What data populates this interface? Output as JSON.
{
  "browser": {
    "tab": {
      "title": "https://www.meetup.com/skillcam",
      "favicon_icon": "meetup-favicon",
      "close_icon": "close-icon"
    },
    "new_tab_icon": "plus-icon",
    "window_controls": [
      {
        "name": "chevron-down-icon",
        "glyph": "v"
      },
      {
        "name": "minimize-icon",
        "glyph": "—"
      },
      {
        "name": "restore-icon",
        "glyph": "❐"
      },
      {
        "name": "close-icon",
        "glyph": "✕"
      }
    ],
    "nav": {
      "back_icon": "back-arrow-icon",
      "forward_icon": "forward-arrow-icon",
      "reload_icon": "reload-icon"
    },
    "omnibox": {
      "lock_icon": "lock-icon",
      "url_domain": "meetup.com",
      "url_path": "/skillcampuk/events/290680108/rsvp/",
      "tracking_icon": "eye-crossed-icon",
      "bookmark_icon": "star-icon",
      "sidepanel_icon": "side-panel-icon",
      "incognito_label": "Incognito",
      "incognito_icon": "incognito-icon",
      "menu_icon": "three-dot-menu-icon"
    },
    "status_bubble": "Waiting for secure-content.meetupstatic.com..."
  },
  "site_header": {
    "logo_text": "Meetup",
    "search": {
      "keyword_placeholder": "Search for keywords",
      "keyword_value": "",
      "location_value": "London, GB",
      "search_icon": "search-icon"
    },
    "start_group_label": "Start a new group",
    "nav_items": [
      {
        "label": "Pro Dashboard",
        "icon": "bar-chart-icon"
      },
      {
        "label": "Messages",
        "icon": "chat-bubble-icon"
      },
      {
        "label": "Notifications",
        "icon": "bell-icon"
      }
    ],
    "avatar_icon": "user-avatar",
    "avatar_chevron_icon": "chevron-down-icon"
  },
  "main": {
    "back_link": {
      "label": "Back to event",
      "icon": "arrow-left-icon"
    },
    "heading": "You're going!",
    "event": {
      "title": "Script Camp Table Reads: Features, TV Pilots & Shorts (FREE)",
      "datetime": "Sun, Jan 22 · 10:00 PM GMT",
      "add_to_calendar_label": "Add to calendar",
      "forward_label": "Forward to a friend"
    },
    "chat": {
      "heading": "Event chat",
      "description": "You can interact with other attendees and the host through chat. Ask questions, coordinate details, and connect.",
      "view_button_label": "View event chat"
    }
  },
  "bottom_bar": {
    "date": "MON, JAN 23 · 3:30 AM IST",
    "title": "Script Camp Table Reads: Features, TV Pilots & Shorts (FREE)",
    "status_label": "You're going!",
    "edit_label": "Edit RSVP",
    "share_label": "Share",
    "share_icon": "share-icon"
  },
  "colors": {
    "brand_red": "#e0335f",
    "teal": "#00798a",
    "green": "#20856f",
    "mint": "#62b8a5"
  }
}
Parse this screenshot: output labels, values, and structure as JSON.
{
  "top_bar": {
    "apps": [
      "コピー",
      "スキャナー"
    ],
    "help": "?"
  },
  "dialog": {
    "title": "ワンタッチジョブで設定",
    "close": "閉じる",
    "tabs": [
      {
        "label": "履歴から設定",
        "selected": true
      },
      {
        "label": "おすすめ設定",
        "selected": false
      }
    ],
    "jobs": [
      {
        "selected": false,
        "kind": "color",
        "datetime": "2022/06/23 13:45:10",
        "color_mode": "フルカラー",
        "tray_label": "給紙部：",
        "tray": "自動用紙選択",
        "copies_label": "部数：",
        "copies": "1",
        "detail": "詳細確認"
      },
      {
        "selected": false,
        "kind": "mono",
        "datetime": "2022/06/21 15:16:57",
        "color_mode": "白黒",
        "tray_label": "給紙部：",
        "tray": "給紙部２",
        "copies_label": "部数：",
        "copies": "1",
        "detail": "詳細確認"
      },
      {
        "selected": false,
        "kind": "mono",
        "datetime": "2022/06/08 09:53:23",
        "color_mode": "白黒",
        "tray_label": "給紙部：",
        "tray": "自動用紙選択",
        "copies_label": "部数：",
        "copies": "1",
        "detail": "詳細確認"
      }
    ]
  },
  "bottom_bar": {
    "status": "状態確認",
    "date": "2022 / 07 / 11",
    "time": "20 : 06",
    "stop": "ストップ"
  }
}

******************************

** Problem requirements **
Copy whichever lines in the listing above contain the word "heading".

** Written response **
    "heading": "You're going!",
      "heading": "Event chat",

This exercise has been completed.